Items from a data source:
-- Opening Marker --
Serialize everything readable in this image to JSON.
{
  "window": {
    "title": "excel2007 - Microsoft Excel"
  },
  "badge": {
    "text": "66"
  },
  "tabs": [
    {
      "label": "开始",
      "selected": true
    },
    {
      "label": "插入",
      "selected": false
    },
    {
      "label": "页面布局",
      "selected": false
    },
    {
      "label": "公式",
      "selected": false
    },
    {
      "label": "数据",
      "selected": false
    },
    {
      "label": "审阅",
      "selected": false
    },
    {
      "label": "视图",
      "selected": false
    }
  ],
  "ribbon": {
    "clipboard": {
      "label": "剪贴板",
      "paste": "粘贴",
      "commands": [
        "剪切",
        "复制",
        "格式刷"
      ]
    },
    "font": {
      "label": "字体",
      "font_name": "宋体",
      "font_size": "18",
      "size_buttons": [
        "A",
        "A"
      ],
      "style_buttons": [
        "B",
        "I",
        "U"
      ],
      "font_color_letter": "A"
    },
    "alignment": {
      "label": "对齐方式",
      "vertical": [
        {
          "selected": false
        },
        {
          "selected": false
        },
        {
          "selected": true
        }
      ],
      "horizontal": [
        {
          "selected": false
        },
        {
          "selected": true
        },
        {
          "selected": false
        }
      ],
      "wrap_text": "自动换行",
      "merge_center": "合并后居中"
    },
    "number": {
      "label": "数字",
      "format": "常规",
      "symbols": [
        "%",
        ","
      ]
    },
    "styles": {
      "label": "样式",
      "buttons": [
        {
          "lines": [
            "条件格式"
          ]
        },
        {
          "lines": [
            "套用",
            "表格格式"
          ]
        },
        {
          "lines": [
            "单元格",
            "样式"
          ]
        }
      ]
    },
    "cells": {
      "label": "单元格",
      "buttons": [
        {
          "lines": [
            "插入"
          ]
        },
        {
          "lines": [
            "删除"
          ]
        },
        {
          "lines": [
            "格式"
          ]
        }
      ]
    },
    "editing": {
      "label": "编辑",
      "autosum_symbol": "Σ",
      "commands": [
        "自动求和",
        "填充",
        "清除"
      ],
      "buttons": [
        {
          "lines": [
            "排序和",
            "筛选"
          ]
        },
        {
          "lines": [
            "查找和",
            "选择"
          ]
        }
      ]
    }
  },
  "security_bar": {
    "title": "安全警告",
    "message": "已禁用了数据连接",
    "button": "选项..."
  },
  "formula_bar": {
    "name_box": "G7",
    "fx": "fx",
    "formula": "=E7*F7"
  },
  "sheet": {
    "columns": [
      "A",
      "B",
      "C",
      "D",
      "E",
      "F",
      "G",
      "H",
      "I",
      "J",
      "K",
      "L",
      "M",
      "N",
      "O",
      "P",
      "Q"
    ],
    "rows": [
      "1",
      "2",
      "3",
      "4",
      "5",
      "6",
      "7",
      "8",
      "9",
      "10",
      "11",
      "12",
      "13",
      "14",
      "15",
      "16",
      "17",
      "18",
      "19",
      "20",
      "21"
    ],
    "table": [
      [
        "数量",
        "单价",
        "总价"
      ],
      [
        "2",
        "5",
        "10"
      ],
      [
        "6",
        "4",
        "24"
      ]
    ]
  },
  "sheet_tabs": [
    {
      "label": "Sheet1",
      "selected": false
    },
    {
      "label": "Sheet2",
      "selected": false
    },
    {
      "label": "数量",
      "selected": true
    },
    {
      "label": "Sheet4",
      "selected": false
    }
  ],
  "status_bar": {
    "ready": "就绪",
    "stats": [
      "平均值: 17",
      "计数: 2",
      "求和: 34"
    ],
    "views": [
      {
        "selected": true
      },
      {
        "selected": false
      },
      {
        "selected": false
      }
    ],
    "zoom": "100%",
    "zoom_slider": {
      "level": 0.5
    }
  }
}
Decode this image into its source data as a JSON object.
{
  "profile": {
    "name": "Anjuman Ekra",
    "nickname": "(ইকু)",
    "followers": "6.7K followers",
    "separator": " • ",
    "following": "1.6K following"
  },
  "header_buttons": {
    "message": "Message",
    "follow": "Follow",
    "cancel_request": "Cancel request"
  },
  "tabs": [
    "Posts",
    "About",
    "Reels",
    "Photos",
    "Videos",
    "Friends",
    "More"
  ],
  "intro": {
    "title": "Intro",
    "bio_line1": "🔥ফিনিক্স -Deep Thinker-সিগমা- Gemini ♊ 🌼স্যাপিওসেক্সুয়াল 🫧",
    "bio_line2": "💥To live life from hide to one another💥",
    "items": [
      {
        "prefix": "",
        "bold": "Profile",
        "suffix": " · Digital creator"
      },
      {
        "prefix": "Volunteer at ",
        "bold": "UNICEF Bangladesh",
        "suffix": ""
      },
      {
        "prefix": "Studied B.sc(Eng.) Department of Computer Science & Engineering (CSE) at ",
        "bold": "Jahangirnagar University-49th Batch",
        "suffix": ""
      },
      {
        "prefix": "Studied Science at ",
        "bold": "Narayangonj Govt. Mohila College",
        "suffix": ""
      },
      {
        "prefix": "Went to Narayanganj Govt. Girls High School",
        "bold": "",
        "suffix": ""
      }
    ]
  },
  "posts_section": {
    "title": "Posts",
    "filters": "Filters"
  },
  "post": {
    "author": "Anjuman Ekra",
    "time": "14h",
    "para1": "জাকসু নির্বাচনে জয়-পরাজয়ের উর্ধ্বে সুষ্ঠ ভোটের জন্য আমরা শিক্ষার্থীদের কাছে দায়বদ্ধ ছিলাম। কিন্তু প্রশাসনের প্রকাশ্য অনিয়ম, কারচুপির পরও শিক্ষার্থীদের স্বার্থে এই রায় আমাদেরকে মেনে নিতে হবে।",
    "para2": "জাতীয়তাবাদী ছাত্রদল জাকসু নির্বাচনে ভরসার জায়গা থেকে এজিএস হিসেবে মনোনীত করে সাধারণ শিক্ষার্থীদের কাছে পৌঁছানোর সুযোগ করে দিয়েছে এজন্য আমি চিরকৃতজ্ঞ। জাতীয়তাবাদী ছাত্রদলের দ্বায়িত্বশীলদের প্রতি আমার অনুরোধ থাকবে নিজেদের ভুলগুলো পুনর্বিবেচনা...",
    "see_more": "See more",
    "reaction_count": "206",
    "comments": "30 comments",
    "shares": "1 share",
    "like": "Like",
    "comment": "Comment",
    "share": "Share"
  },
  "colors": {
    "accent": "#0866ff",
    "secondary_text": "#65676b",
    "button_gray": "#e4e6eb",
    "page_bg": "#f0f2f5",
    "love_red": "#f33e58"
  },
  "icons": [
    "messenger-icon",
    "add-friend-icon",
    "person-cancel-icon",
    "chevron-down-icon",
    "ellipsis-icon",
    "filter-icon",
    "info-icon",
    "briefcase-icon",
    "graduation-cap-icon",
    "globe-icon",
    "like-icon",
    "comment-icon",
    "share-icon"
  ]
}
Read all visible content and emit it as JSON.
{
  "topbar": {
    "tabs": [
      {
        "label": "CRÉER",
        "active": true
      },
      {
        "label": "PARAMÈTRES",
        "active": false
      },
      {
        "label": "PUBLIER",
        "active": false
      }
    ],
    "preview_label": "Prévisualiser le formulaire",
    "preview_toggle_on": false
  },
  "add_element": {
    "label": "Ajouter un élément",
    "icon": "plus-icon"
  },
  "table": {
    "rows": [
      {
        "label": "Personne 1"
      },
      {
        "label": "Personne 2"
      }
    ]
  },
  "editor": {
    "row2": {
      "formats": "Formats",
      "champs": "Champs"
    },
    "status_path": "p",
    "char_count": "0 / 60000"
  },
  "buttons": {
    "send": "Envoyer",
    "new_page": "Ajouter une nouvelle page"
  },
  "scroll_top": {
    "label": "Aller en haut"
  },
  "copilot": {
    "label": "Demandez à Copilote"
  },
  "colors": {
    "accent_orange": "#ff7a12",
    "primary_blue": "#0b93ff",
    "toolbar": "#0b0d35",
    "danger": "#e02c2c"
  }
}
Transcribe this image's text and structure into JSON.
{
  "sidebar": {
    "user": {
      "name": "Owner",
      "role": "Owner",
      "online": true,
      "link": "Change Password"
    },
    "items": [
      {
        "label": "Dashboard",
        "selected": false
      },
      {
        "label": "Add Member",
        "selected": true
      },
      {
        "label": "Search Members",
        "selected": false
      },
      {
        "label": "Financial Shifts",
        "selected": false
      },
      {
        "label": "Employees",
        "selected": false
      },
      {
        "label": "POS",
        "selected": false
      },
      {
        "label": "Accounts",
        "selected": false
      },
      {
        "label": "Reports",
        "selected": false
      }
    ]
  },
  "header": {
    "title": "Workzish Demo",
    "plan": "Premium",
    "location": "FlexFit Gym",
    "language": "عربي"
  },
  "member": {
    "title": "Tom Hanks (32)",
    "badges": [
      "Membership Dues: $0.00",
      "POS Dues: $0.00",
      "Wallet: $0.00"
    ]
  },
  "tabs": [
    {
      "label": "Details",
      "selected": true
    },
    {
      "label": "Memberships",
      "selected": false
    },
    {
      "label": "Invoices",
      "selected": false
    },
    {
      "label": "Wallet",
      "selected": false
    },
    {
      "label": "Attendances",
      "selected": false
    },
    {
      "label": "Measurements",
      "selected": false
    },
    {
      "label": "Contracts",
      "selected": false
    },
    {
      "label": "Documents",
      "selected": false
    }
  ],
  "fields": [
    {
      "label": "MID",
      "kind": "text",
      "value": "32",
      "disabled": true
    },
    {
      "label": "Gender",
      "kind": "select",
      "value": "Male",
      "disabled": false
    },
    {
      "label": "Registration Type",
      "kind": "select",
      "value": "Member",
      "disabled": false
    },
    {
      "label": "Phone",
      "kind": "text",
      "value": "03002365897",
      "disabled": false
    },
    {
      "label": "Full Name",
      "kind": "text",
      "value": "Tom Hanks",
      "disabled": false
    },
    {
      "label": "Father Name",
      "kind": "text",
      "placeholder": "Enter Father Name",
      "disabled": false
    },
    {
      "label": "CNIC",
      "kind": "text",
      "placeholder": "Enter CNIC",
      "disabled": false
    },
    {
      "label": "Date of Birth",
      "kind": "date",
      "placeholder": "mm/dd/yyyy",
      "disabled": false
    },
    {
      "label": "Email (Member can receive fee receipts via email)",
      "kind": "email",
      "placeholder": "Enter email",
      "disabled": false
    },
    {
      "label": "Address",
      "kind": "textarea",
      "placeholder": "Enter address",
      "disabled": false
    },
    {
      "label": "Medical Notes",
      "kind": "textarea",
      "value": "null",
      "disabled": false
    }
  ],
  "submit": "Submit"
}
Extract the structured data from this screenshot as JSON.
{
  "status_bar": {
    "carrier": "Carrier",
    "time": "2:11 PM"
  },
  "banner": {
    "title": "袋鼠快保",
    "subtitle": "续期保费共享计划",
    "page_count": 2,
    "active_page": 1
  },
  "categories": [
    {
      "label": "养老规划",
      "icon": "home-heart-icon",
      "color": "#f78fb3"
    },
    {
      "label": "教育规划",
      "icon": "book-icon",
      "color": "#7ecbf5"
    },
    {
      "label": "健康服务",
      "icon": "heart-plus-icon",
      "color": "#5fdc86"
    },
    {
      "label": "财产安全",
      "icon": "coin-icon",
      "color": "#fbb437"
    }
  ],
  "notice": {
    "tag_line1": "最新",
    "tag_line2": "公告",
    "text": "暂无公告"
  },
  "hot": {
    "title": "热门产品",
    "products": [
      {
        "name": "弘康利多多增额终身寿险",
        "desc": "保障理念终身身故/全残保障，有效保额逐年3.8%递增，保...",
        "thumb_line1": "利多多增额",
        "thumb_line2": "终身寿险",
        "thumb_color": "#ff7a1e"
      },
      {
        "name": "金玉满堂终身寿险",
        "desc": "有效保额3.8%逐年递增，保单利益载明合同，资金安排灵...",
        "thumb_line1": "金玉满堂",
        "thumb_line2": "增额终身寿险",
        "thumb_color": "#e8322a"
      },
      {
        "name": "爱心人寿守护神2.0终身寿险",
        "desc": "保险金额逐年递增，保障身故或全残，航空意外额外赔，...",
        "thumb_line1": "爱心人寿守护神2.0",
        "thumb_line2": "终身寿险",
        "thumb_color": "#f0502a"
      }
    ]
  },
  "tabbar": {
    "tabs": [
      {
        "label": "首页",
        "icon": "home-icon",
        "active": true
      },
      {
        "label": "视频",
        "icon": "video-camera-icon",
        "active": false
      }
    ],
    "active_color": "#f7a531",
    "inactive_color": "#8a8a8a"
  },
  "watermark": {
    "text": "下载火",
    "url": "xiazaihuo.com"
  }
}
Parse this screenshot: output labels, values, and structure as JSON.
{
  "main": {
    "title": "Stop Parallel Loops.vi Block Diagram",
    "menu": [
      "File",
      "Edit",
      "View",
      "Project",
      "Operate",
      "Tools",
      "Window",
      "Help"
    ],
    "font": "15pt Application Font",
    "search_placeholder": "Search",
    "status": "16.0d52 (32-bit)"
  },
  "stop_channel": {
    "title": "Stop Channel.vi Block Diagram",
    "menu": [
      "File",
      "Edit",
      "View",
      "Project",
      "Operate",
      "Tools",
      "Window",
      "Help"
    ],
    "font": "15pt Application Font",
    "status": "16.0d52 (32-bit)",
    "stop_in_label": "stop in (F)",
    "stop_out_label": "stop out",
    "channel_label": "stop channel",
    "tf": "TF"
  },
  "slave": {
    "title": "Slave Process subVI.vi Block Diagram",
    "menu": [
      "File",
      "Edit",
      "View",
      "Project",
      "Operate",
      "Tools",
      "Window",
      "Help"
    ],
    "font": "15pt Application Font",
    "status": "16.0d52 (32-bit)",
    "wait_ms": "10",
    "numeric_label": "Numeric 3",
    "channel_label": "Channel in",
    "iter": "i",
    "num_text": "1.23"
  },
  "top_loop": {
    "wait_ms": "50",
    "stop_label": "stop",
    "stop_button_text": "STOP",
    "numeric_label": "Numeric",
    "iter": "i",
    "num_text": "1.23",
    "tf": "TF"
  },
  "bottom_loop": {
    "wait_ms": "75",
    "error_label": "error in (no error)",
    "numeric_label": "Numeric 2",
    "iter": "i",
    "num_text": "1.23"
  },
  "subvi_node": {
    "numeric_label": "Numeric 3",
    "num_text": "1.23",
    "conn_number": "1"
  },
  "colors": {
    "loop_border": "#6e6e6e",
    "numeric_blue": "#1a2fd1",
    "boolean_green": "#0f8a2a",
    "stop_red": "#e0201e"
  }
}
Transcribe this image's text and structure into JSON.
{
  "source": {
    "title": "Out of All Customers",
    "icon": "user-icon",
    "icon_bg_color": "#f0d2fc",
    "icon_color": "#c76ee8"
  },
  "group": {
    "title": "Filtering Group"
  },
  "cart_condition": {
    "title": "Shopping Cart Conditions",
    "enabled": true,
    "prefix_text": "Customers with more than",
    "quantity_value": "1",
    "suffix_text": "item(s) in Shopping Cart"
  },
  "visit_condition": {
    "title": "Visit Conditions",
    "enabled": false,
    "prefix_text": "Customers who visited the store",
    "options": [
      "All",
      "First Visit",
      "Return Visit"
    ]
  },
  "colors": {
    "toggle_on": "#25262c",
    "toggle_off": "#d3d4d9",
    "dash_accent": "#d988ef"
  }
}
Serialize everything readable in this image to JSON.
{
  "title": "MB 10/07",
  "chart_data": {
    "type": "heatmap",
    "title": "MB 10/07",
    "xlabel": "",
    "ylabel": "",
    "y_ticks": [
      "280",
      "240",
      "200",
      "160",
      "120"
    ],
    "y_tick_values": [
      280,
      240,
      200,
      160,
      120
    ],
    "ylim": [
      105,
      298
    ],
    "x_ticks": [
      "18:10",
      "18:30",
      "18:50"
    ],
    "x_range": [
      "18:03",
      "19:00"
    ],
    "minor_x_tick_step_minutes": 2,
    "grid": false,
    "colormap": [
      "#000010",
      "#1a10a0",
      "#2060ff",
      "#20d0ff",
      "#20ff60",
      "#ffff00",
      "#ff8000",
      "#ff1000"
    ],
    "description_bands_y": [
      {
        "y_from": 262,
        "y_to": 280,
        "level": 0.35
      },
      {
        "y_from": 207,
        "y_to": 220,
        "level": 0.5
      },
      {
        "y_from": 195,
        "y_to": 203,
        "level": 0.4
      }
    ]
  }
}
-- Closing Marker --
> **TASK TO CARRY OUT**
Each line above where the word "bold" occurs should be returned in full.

> **ANSWER TO THE EXERCISE**
        "bold": "Profile",
        "bold": "UNICEF Bangladesh",
        "bold": "Jahangirnagar University-49th Batch",
        "bold": "Narayangonj Govt. Mohila College",
        "bold": "",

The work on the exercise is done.